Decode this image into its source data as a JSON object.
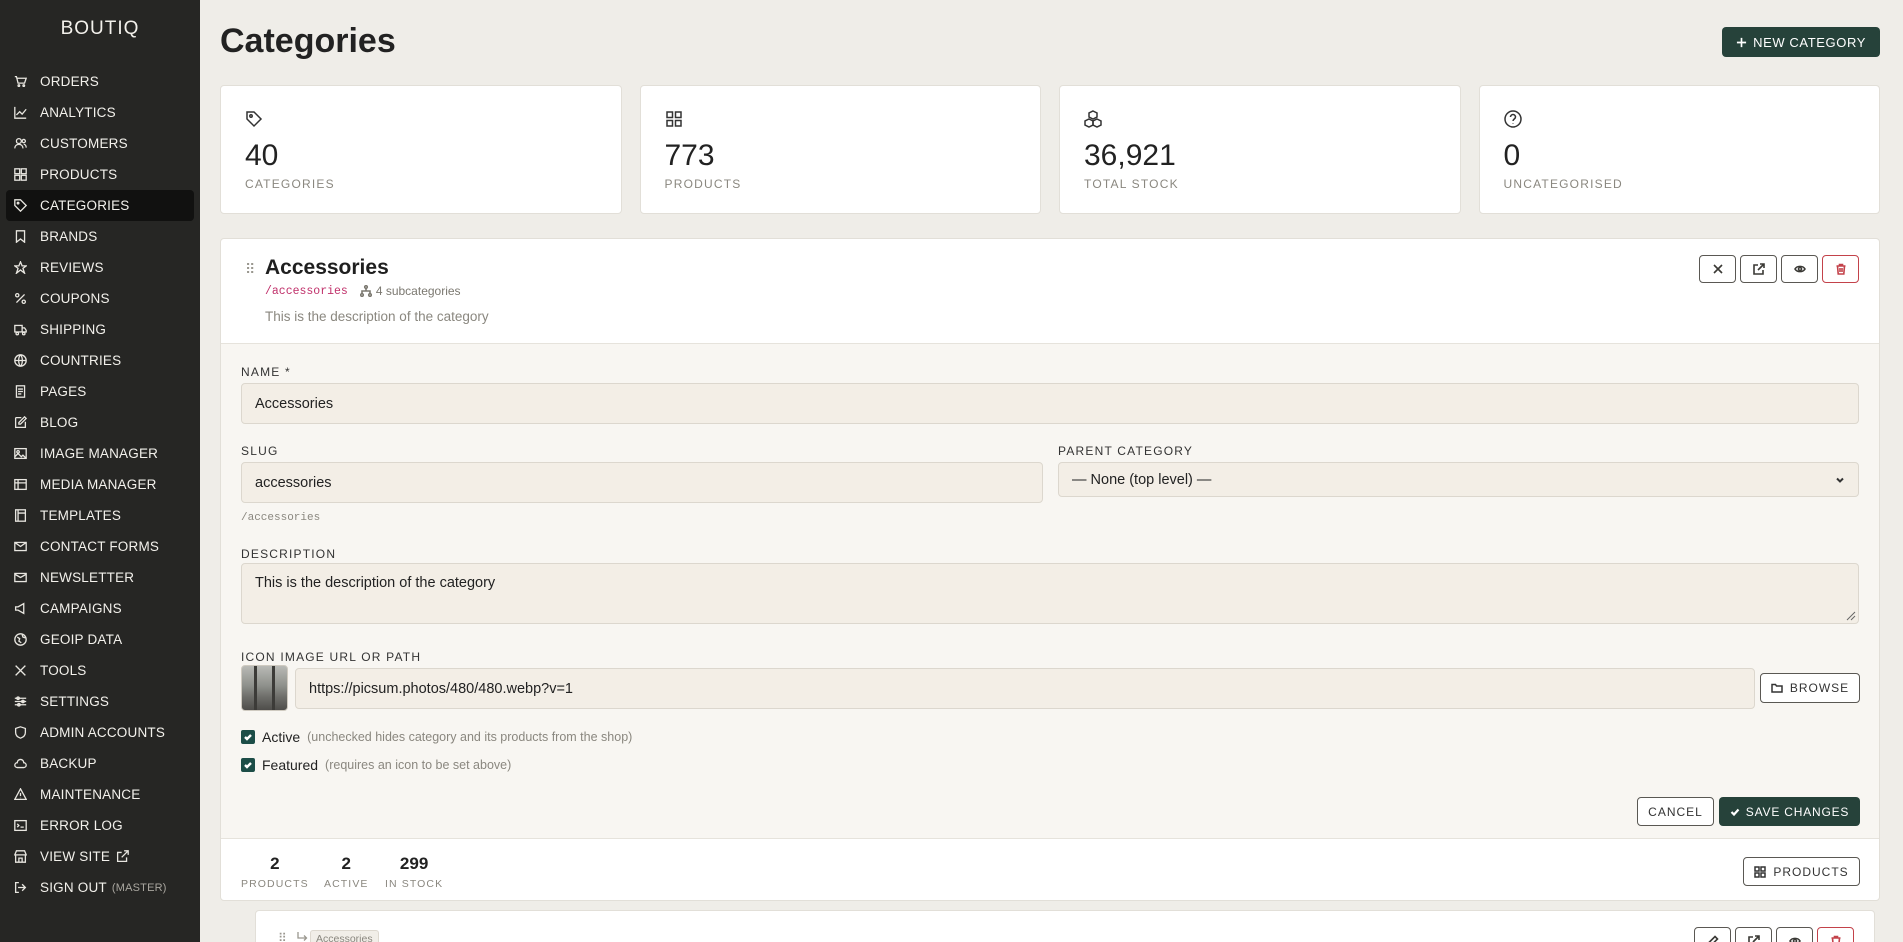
{
  "sidebar": {
    "brand": "BOUTIQ",
    "items": [
      {
        "label": "ORDERS",
        "icon": "cart-icon"
      },
      {
        "label": "ANALYTICS",
        "icon": "chart-line-icon"
      },
      {
        "label": "CUSTOMERS",
        "icon": "users-icon"
      },
      {
        "label": "PRODUCTS",
        "icon": "grid-icon"
      },
      {
        "label": "CATEGORIES",
        "icon": "tag-icon",
        "active": true
      },
      {
        "label": "BRANDS",
        "icon": "bookmark-icon"
      },
      {
        "label": "REVIEWS",
        "icon": "star-icon"
      },
      {
        "label": "COUPONS",
        "icon": "percent-icon"
      },
      {
        "label": "SHIPPING",
        "icon": "truck-icon"
      },
      {
        "label": "COUNTRIES",
        "icon": "globe-icon"
      },
      {
        "label": "PAGES",
        "icon": "page-icon"
      },
      {
        "label": "BLOG",
        "icon": "edit-icon"
      },
      {
        "label": "IMAGE MANAGER",
        "icon": "image-icon"
      },
      {
        "label": "MEDIA MANAGER",
        "icon": "media-icon"
      },
      {
        "label": "TEMPLATES",
        "icon": "template-icon"
      },
      {
        "label": "CONTACT FORMS",
        "icon": "mail-icon"
      },
      {
        "label": "NEWSLETTER",
        "icon": "envelope-icon"
      },
      {
        "label": "CAMPAIGNS",
        "icon": "megaphone-icon"
      },
      {
        "label": "GEOIP DATA",
        "icon": "globe-pin-icon"
      },
      {
        "label": "TOOLS",
        "icon": "tools-icon"
      },
      {
        "label": "SETTINGS",
        "icon": "sliders-icon"
      },
      {
        "label": "ADMIN ACCOUNTS",
        "icon": "shield-icon"
      },
      {
        "label": "BACKUP",
        "icon": "cloud-icon"
      },
      {
        "label": "MAINTENANCE",
        "icon": "warning-icon"
      },
      {
        "label": "ERROR LOG",
        "icon": "terminal-icon"
      },
      {
        "label": "VIEW SITE",
        "icon": "store-icon"
      },
      {
        "label": "SIGN OUT",
        "icon": "sign-out-icon",
        "suffix": "(MASTER)"
      }
    ]
  },
  "header": {
    "title": "Categories",
    "new_button": "NEW CATEGORY"
  },
  "stats": [
    {
      "value": "40",
      "label": "CATEGORIES",
      "icon": "tag-icon"
    },
    {
      "value": "773",
      "label": "PRODUCTS",
      "icon": "grid-icon"
    },
    {
      "value": "36,921",
      "label": "TOTAL STOCK",
      "icon": "boxes-icon"
    },
    {
      "value": "0",
      "label": "UNCATEGORISED",
      "icon": "question-icon"
    }
  ],
  "category": {
    "name": "Accessories",
    "slug": "/accessories",
    "subcategories": "4 subcategories",
    "description": "This is the description of the category"
  },
  "form": {
    "name_label": "NAME *",
    "name_value": "Accessories",
    "slug_label": "SLUG",
    "slug_value": "accessories",
    "slug_hint": "/accessories",
    "parent_label": "PARENT CATEGORY",
    "parent_value": "— None (top level) —",
    "description_label": "DESCRIPTION",
    "description_value": "This is the description of the category",
    "icon_label": "ICON IMAGE URL OR PATH",
    "icon_value": "https://picsum.photos/480/480.webp?v=1",
    "browse_label": "BROWSE",
    "active_label": "Active",
    "active_hint": "(unchecked hides category and its products from the shop)",
    "featured_label": "Featured",
    "featured_hint": "(requires an icon to be set above)",
    "cancel_label": "CANCEL",
    "save_label": "SAVE CHANGES"
  },
  "panel_stats": [
    {
      "value": "2",
      "label": "PRODUCTS"
    },
    {
      "value": "2",
      "label": "ACTIVE"
    },
    {
      "value": "299",
      "label": "IN STOCK"
    }
  ],
  "products_button": "PRODUCTS",
  "subcategory_preview": {
    "parent_tag": "Accessories"
  }
}
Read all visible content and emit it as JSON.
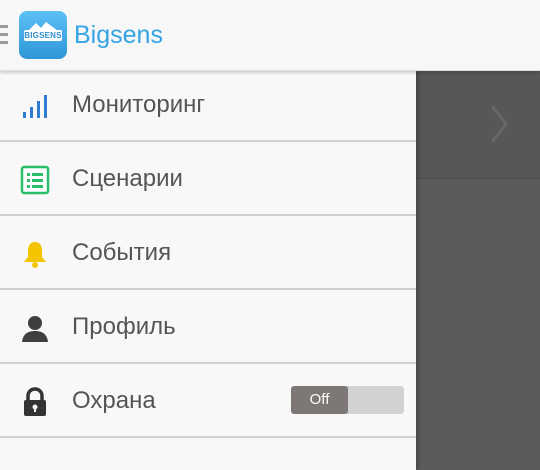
{
  "app": {
    "title": "Bigsens",
    "logo_text": "BIGSENS",
    "accent": "#33a4e4"
  },
  "drawer": {
    "items": [
      {
        "label": "Мониторинг",
        "icon": "signal-bars-icon"
      },
      {
        "label": "Сценарии",
        "icon": "list-icon"
      },
      {
        "label": "События",
        "icon": "bell-icon"
      },
      {
        "label": "Профиль",
        "icon": "user-icon"
      },
      {
        "label": "Охрана",
        "icon": "lock-icon",
        "toggle": {
          "state_label": "Off",
          "on": false
        }
      }
    ]
  }
}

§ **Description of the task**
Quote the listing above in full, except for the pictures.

§ **Your response**
Decode this image into its source data as a JSON object.
{
  "sidebar": {
    "brand": "BOUTIQ",
    "items": [
      {
        "label": "ORDERS",
        "icon": "cart-icon"
      },
      {
        "label": "ANALYTICS",
        "icon": "chart-line-icon"
      },
      {
        "label": "CUSTOMERS",
        "icon": "users-icon"
      },
      {
        "label": "PRODUCTS",
        "icon": "grid-icon"
      },
      {
        "label": "CATEGORIES",
        "icon": "tag-icon",
        "active": true
      },
      {
        "label": "BRANDS",
        "icon": "bookmark-icon"
      },
      {
        "label": "REVIEWS",
        "icon": "star-icon"
      },
      {
        "label": "COUPONS",
        "icon": "percent-icon"
      },
      {
        "label": "SHIPPING",
        "icon": "truck-icon"
      },
      {
        "label": "COUNTRIES",
        "icon": "globe-icon"
      },
      {
        "label": "PAGES",
        "icon": "page-icon"
      },
      {
        "label": "BLOG",
        "icon": "edit-icon"
      },
      {
        "label": "IMAGE MANAGER",
        "icon": "image-icon"
      },
      {
        "label": "MEDIA MANAGER",
        "icon": "media-icon"
      },
      {
        "label": "TEMPLATES",
        "icon": "template-icon"
      },
      {
        "label": "CONTACT FORMS",
        "icon": "mail-icon"
      },
      {
        "label": "NEWSLETTER",
        "icon": "envelope-icon"
      },
      {
        "label": "CAMPAIGNS",
        "icon": "megaphone-icon"
      },
      {
        "label": "GEOIP DATA",
        "icon": "globe-pin-icon"
      },
      {
        "label": "TOOLS",
        "icon": "tools-icon"
      },
      {
        "label": "SETTINGS",
        "icon": "sliders-icon"
      },
      {
        "label": "ADMIN ACCOUNTS",
        "icon": "shield-icon"
      },
      {
        "label": "BACKUP",
        "icon": "cloud-icon"
      },
      {
        "label": "MAINTENANCE",
        "icon": "warning-icon"
      },
      {
        "label": "ERROR LOG",
        "icon": "terminal-icon"
      },
      {
        "label": "VIEW SITE",
        "icon": "store-icon"
      },
      {
        "label": "SIGN OUT",
        "icon": "sign-out-icon",
        "suffix": "(MASTER)"
      }
    ]
  },
  "header": {
    "title": "Categories",
    "new_button": "NEW CATEGORY"
  },
  "stats": [
    {
      "value": "40",
      "label": "CATEGORIES",
      "icon": "tag-icon"
    },
    {
      "value": "773",
      "label": "PRODUCTS",
      "icon": "grid-icon"
    },
    {
      "value": "36,921",
      "label": "TOTAL STOCK",
      "icon": "boxes-icon"
    },
    {
      "value": "0",
      "label": "UNCATEGORISED",
      "icon": "question-icon"
    }
  ],
  "category": {
    "name": "Accessories",
    "slug": "/accessories",
    "subcategories": "4 subcategories",
    "description": "This is the description of the category"
  },
  "form": {
    "name_label": "NAME *",
    "name_value": "Accessories",
    "slug_label": "SLUG",
    "slug_value": "accessories",
    "slug_hint": "/accessories",
    "parent_label": "PARENT CATEGORY",
    "parent_value": "— None (top level) —",
    "description_label": "DESCRIPTION",
    "description_value": "This is the description of the category",
    "icon_label": "ICON IMAGE URL OR PATH",
    "icon_value": "https://picsum.photos/480/480.webp?v=1",
    "browse_label": "BROWSE",
    "active_label": "Active",
    "active_hint": "(unchecked hides category and its products from the shop)",
    "featured_label": "Featured",
    "featured_hint": "(requires an icon to be set above)",
    "cancel_label": "CANCEL",
    "save_label": "SAVE CHANGES"
  },
  "panel_stats": [
    {
      "value": "2",
      "label": "PRODUCTS"
    },
    {
      "value": "2",
      "label": "ACTIVE"
    },
    {
      "value": "299",
      "label": "IN STOCK"
    }
  ],
  "products_button": "PRODUCTS",
  "subcategory_preview": {
    "parent_tag": "Accessories"
  }
}
Read all visible content and emit it as JSON.
{
  "app": {
    "title": "Bigsens",
    "logo_text": "BIGSENS",
    "accent": "#33a4e4"
  },
  "drawer": {
    "items": [
      {
        "label": "Мониторинг",
        "icon": "signal-bars-icon"
      },
      {
        "label": "Сценарии",
        "icon": "list-icon"
      },
      {
        "label": "События",
        "icon": "bell-icon"
      },
      {
        "label": "Профиль",
        "icon": "user-icon"
      },
      {
        "label": "Охрана",
        "icon": "lock-icon",
        "toggle": {
          "state_label": "Off",
          "on": false
        }
      }
    ]
  }
}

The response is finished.